Billie Jean King Talks Life Ahead of PBS Profile
BEVERLY HILLS, Calif. - Billie Jean King said Tuesday that she couldn’t have revealed herself as being gay in the 1970s because it would have damaged the fledgling women’s professional tennis tour.
King became the first prominent female athlete to come out as gay in 1981 after her partner filed a palimony lawsuit against her.
"I don’t think it would have helped the situation. I think it would have hurt us more because we were just getting started," she told a Television Critics Association session.
The 69-year-old King will be the first sports figure to be profiled on PBS’ "American Masters." Her episode airs Sept. 10 in commemoration of the 40th anniversaries of the Riggs match and the founding of the Women’s Tennis Association.
King told the assembled TV critics that the women’s pro tour was just in its third year of existence in 1973 when she beat Bobby Riggs in their landmark "Battle of the Sexes" match.

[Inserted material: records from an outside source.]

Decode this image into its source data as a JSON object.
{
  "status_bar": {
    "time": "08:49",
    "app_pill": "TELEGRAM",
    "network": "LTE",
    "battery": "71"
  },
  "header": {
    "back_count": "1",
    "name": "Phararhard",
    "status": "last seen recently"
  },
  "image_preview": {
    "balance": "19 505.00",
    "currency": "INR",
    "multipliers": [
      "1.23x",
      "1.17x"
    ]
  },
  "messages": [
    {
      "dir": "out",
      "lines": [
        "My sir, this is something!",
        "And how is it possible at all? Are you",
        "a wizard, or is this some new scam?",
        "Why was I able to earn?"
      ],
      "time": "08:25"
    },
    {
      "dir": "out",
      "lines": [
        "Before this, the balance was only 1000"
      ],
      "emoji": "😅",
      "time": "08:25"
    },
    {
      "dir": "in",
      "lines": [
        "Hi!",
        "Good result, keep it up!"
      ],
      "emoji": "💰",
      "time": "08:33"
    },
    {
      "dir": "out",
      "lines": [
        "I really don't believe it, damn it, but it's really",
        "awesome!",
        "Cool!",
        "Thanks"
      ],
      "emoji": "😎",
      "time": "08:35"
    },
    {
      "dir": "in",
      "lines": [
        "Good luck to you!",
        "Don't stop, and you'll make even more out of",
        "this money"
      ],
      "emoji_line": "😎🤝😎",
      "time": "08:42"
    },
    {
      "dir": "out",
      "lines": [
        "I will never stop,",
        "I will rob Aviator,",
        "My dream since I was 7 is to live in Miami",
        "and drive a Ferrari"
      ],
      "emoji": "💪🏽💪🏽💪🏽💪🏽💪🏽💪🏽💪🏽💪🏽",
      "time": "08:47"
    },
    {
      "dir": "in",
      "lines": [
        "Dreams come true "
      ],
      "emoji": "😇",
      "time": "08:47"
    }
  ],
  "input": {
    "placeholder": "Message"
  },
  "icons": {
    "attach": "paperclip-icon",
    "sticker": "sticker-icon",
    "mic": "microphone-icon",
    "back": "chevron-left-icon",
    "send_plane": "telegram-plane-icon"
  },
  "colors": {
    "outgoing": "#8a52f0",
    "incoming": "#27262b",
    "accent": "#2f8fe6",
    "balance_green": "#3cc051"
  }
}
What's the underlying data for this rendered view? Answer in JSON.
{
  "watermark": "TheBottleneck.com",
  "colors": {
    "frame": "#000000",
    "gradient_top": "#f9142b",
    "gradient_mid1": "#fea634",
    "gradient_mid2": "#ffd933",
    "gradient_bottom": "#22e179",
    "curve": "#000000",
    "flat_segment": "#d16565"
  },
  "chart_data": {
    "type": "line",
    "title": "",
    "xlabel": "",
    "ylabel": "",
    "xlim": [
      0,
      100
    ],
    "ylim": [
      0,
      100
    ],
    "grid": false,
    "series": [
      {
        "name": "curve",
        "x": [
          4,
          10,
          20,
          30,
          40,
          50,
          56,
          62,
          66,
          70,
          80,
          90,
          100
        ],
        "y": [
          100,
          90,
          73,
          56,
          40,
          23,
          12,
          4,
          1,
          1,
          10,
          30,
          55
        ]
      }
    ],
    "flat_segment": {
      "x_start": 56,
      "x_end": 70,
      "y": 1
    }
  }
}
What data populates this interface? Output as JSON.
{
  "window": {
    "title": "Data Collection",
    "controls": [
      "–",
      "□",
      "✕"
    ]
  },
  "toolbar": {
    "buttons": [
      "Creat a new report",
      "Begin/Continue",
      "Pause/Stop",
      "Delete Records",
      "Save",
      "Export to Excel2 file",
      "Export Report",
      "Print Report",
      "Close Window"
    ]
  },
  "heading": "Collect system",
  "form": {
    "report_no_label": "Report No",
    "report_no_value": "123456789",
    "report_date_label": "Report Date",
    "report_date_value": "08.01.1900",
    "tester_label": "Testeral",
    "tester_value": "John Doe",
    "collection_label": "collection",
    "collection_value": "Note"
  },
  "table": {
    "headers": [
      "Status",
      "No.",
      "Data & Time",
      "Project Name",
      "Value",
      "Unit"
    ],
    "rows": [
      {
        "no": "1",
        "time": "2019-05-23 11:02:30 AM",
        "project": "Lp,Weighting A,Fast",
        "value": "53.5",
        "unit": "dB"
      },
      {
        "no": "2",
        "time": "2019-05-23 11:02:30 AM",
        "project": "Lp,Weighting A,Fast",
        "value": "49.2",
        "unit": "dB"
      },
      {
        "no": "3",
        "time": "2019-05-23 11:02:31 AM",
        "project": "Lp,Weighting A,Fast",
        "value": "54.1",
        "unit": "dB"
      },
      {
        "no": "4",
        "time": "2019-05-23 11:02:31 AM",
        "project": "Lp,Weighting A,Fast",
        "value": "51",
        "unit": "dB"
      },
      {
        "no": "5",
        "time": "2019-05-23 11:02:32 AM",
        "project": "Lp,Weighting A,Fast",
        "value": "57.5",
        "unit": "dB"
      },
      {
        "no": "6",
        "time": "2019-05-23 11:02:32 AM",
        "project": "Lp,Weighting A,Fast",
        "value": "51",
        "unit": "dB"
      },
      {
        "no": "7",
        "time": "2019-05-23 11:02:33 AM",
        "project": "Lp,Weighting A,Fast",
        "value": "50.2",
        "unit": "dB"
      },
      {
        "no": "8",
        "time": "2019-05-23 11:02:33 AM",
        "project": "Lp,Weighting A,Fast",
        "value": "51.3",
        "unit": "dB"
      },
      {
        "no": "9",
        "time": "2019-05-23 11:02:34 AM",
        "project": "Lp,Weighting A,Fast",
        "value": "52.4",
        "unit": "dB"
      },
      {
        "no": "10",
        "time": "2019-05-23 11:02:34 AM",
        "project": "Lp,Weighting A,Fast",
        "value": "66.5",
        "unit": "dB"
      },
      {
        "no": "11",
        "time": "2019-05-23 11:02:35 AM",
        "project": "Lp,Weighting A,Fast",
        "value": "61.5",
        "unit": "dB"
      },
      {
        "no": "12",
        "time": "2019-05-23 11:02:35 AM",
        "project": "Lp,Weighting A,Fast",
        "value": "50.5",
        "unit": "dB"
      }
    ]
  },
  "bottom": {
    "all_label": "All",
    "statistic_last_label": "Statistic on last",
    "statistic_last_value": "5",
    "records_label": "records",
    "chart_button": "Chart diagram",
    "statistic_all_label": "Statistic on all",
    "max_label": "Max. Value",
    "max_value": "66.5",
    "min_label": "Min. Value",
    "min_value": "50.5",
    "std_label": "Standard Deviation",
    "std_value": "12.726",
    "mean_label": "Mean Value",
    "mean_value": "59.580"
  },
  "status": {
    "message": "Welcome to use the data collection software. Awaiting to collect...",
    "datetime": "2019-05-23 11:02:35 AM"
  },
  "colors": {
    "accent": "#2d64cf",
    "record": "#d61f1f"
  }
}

"It was such a tenuous position," she said. "We were labeled all the time ’women’s libbers.’ We were just always under the gun from the media. When I played Bobby Riggs, there wasn’t one woman sports reporter (covering the match)."